              Originally posted by ayumu View Post
              Minix was proprietary, and didn't accept complexity-adding patches, as it was exclusively for educative purposes.

              Only after Minix 3 released (and not even immediately) did Minix switch to an open source license.
              You have both missed not only the point, but the irony inherent in my post.

              Comment


              • #27
                Originally posted by Paradigm Shifter View Post

                You have both missed not only the point, but the irony inherent in my post.
                I wanted to address that Minix point not for you specifically, but rather, as many people might not be aware of this part of the historical context where Linux appeared.

                Comment


                • #28
                  Originally posted by ayumu View Post

                  I wanted to address that Minix point not for you specifically, but rather, as many people might not be aware of this part of the historical context where Linux appeared.
                  Ah, right. Yes, the historical context should be clarified. Thanks.

                  Comment


                  • #29
                    Originally posted by stormcrow View Post
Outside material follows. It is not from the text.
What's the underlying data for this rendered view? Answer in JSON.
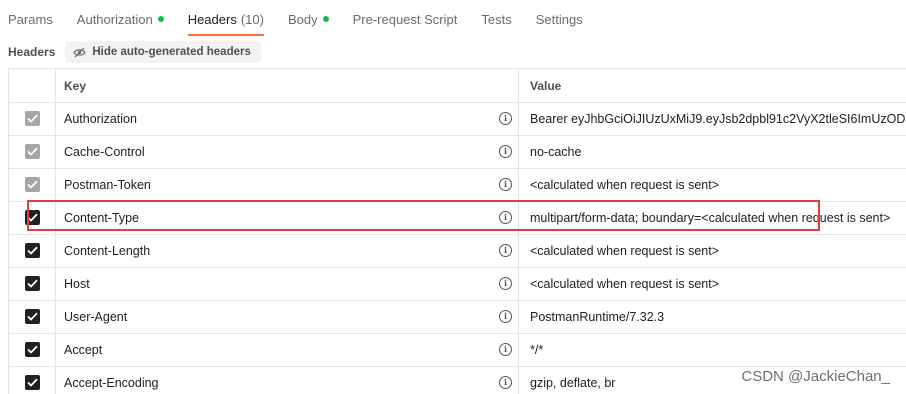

                    No you can't assume the Linux desktop share is % of anything without reliable hard numbers, of which the best you can get are going to be situational. [...] but it's usually good enough to just say most people are still using Windows desktops, with Macs trailing along, and Linux just above a statistical blip. Once you start talking about specific industries and use cases then you can start talking about hard(er) numbers.
                    What a hypocritic bunch of text. Provide me hard numbers or put your windowsism in the trash.

                    You also have to trust your reporting source has not fudged their numbers for advertising purposes such as clickbaity numbers and headlines. In the end you really have to just go with your own research in the target audience by asking the boots on the ground what they're using and if they're satisfied with their current products, if you're looking to create a product yourself.
                    Like the m$ get the facts campaign etc? Nice shot in the foot.
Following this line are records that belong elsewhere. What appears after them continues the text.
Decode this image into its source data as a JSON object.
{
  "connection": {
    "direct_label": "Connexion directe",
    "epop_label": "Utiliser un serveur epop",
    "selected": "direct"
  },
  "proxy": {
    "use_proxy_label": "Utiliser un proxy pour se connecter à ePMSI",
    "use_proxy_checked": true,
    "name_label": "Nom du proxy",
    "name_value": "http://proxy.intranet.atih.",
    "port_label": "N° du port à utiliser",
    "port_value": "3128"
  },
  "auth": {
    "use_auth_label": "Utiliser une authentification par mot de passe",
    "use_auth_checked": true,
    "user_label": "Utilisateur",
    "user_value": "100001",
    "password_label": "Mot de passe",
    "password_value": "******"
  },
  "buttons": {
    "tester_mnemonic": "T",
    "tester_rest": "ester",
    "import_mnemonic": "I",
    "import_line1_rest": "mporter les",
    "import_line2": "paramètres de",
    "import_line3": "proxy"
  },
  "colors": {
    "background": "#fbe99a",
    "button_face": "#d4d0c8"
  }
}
                    But in any case, only a fool thinks "Windows is nothing, but a toy used by fanboys." Businesses, especially corporations, would blow you off as the kid with no practical experience you appear to be.
                    Only fools use windows which has more holes than the Swiss cheese. Serious businesses run on Linux. I don't care about outlook or m$ office kiddies. I wouldn't even think about working with such lames and most of the so called corporations are a freaking joke.

                    And one more important thing: Windows is energy waster to the point it should be banned. In businesses Windows computers run all the time, because of broken beyond repair Windows update policy. No serious person can allow Windows to update during work time. That's why they don't shut Windows computers down! This tells everything about Windows and its users. It's beyond acceptable stupidity.
                    Last edited by Volta; 02 December 2022, 06:52 AM.

                    Comment


                    • #30
                      Originally posted by Nozo View Post

                      Actually Linux is the worst off here, why spend time on a frankenstein, fragmented OS when there are centralized and unified open source operating systems, just like Windows and macOS? Why not migrate to FreeBSD and thus reduce duplication of effort by supporting the FreeBSD team instead of reinventing the wheel with more package managers and formats? We would also remove the danger of someone wanting to impose their own walled garden on us, as Shuttleworth has been wanting to do with snaps.‚Äč
                      Actually Linux is the best here. Windows*, macOS* and FreeBSD are years behind it (*excluding desktop). Maybe just focus on single Linux distribution instead? But why would 'they' do that? Why would anyone listen to you? Esspecially with your stupid idea to focus on legacy FreeBSD.

                      Comment

                      Working...
                      X